→ **Work task**:
When a line in the entries below contains the word "icon", copy that line.

══ Exercise data ══

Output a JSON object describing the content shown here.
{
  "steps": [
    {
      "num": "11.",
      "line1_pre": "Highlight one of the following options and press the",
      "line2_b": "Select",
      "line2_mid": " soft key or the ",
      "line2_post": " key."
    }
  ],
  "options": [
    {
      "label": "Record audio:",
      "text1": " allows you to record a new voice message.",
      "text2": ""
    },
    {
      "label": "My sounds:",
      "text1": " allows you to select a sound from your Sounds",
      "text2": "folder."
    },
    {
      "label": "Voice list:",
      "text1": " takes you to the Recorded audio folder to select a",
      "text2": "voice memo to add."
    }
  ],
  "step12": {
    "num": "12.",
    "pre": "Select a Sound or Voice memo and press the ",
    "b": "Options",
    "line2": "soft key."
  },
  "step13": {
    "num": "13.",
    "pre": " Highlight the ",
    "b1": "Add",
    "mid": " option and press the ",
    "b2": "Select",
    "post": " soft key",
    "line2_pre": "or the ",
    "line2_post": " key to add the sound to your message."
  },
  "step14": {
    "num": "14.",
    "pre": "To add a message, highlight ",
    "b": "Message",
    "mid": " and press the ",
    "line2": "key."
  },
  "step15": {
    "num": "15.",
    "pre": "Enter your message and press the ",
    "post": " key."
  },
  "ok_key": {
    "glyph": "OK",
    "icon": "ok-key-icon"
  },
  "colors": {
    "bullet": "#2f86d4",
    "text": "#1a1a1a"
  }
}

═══
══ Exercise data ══

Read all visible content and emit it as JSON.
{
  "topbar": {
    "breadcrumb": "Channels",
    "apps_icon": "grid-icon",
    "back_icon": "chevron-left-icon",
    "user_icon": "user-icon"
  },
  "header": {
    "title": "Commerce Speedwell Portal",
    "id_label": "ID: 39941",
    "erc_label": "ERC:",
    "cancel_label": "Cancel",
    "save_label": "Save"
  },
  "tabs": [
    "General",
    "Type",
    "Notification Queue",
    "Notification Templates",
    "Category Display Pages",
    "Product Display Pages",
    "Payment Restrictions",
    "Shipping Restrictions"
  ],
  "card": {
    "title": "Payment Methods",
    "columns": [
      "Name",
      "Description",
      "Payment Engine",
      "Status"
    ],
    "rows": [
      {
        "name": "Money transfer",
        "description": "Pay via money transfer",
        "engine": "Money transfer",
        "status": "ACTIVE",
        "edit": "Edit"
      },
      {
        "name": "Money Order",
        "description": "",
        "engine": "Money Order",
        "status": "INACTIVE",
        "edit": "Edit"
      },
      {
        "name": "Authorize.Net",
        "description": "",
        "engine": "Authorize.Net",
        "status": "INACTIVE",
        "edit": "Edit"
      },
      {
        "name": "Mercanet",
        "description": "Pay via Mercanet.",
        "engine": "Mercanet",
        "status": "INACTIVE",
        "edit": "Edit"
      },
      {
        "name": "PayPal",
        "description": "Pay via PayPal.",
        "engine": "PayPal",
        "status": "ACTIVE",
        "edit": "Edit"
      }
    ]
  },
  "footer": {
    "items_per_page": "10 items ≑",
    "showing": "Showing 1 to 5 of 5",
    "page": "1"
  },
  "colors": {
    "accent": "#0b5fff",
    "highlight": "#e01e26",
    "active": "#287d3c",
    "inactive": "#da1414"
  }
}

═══

→ **Task solution**:
    "icon": "ok-key-icon"
    "apps_icon": "grid-icon",
    "back_icon": "chevron-left-icon",
    "user_icon": "user-icon"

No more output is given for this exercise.